SN/E Competition - SN2/E2 Competition
SN2 / E2 Competition - Introduction
In SN2/E2 competition, the issue of which mechanism outdoes the other is dependent upon the rates of the competing reactions. The product ratio (SN2/E2) is dependent on the quotient of the reaction rates of the two mechanistic alternatives. When a reaction is to be controlled in order for a specific mechanism to be followed, the quotient must be as large or as small as possible, respectively. Due to this, the energy of the desired mechanism's transition state should be minimized as much as possible without lowering the energy of the transition state of the competing mechanism, as well. This is because the reaction rate is directly correlated with the energy of the transition state.
The energies of the transition states of SN2 and E2 reactions are influenced by several parameters. The most significant of these in the SN2/E2 competition are the type of base that is applied and the structure of the substrate.
The starting products of an E2 reaction are a heteroatom-substituted alkyl compound with a hydrogen atom in β position and a base. The hydrogen in β position is abstracted as a proton by the base and the heteroatom leaves the molecule as an anion. Characteristic of the base is a lone electron pair, which may accept a proton. However, due to this lone electron pair, the base is, in addition, a nucleophile. Instead of the abstraction of the hydrogen in β position, in principle a nucleophilic attack by the base on the heteroatom-substituted carbon may therefore occur.
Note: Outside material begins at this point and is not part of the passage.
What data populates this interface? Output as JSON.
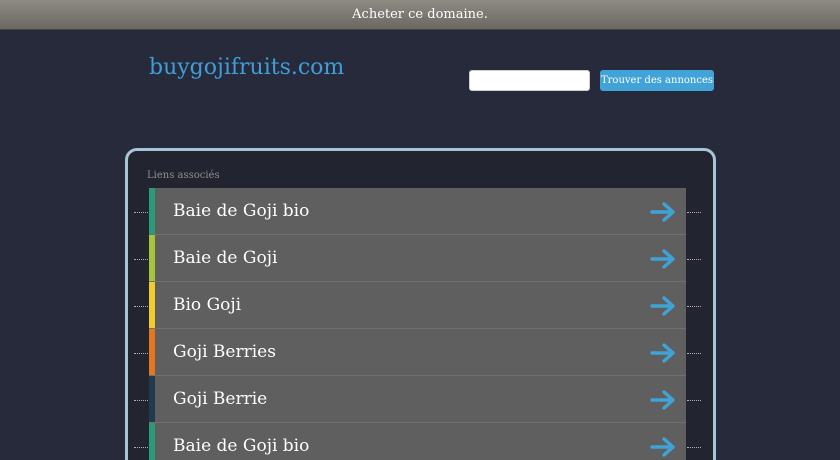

This is the basic prerequisite of the existence of SN/E competition.